A grand jury has indicted a suspended fire chief in eastern Kentucky on charges of theft and abuse of public trust. [H-L]

The pace of job growth appears to have settled into a dispiritingly low cruising altitude, more than four years after the end of the Great Recession. It’s why the Federal Reserve might not be in any hurry to “taper” its program to buy bonds to stimulate the economy, a program known as quantitative easing. [HuffPo]

Former Democratic congressional nominee Bill Adkins has filed candidacy papers to run for circuit judge in Carroll, Grant and Owen counties. [C-J/AKN]

The First Amendment may be on shaky ground here in the United States, but at least most folks, on both the left and right, agree that freedom of the press is a good thing – or, at least, a necessary evil. [ACLU]

When 1,500 or more people gather in Pikeville on Monday to discuss ways to re-invent and expand the regional economy beyond coal, there will be some among them not yet ready to give up on coal. [Ronnie Ellis]

Does this spell trouble for Mitch McConnell or his campaign manager in Iowa? [Ruh Ro]

Some health-insurance companies say Kentucky’s Kynect exchange for acquiring coverage is giving them inaccurate or incomplete enrollment forms. [Al Cross]

This is why American veterans can’t have nice things. When Eddie Creed, a Seattle jazz musician, died at the Veterans Affairs hospital on Beacon Hill last year, his death certificate said throat cancer had killed him. But a KUOW investigation reveals what his doctors knew: A medical device called an Infusomat, which had been recalled the month before, ended his life. Still, nobody knows why. [KUOW]

Mitch McConnell told a large crowd on Friday that he planned to discuss coal with the Environmental Protection Agency from an Eastern Kentucky perspective regardless of whether the agency wanted to have the conversation. [ANE Paid Members]

President Obama’s frequent critiques of Senate Minority Leader Mitch McConnell (R-Ky.) have nothing to do with the upcoming election, White House Press Secretary Jay Carney said Thursday. [The Hill]

Senate Minority Leader Mitch McConnell has appeared before Kentucky’s most influential farm group to explain his vote against the Senate’s version of a new farm bill. [Courier & Press/Gleaner]

Remember when tired old grandmother, Hal Rogers, opposed the Anti-Apartheid Act? Four current members of Congress voted in 1986 against the Comprehensive Anti-Apartheid Act, which demanded freedom for Nelson Mandela and imposed stiff economic sanctions to end minority white rule in South Africa. The apartheid bill opponents, however, are now praising Mandela, who died Thursday at age 95. [U.S. News & World Report]

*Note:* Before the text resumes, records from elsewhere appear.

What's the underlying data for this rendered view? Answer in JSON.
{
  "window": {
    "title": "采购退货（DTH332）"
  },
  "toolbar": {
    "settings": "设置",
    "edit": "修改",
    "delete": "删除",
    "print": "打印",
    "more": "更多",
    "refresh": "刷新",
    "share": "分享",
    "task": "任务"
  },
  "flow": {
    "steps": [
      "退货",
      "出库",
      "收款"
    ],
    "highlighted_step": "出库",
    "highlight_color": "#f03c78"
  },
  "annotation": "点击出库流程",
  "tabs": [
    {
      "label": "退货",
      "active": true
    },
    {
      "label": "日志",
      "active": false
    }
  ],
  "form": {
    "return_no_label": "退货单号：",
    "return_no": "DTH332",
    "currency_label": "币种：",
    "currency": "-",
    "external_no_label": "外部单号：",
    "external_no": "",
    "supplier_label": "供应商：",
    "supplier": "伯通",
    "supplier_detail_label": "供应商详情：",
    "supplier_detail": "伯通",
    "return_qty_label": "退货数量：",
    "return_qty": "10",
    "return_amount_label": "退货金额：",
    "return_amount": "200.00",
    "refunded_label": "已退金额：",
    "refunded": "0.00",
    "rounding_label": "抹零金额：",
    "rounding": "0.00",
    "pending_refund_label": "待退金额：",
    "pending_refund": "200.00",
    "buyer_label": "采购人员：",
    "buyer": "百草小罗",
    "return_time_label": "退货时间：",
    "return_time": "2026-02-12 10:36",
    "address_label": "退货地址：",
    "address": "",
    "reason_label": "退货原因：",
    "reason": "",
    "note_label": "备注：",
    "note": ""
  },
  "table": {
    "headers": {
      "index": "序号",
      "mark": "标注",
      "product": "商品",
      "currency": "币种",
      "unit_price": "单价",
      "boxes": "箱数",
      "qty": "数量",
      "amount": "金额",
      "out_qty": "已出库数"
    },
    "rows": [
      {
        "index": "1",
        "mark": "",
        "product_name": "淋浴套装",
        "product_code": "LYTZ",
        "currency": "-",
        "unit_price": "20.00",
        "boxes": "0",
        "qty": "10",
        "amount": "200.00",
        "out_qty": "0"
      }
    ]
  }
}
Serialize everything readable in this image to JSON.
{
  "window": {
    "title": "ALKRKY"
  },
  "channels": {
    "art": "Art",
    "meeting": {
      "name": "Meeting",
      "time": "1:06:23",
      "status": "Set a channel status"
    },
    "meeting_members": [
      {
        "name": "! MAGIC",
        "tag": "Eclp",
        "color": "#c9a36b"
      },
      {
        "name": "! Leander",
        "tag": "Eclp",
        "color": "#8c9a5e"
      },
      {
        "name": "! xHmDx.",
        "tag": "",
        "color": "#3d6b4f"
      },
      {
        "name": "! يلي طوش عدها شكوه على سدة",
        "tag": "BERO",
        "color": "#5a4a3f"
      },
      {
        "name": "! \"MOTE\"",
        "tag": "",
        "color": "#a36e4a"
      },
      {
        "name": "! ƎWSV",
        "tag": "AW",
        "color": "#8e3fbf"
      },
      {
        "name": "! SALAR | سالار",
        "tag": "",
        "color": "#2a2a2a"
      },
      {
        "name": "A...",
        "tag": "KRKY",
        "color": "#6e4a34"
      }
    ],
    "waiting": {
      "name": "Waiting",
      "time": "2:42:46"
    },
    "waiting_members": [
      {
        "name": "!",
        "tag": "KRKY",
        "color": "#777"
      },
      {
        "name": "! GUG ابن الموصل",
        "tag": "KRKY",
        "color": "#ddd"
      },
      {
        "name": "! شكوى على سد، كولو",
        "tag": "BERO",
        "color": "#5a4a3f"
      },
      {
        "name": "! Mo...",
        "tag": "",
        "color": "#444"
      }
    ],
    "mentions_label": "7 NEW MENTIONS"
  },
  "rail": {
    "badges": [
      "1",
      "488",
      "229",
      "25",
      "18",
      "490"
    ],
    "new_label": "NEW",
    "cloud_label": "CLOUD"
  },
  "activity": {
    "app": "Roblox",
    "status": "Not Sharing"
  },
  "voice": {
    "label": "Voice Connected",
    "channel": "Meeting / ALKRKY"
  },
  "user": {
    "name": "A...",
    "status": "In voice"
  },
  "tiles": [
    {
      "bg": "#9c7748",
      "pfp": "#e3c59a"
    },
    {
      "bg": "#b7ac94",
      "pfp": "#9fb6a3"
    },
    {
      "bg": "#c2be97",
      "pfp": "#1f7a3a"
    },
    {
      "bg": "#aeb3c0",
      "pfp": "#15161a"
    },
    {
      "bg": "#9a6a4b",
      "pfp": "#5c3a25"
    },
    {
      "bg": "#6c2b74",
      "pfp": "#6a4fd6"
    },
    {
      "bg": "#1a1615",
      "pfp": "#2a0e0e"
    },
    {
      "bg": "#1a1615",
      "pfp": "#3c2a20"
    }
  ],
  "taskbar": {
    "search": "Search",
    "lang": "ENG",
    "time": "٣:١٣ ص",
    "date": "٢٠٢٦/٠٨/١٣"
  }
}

Two state Senate candidates in Tuesday’s special election in Lexington say they won’t take office immediately if voters declare them the victor, a move that would save the state thousands of dollars in pension benefits. [H-L]

Sen. Rand Paul (R-Ky.) said Sunday he opposes extending unemployment benefits for workers, arguing that it would be a “disservice” to jobless individuals. [HuffPo]

1 thought on “We’re Not Getting Eastern Kentucky’s Hopes Up

  1. “Rand’s Sympathy for the Underdog”

    Rand: “I don’t support an unemployment benefits extension. It would breed laziness and doesn’t help workers.”

    Reporter: “Senator, were you ever unemployed?”

    Rand: “What a silly question. My dad was a doctor. I’m a doctor. Get real, man.”

Comments are closed.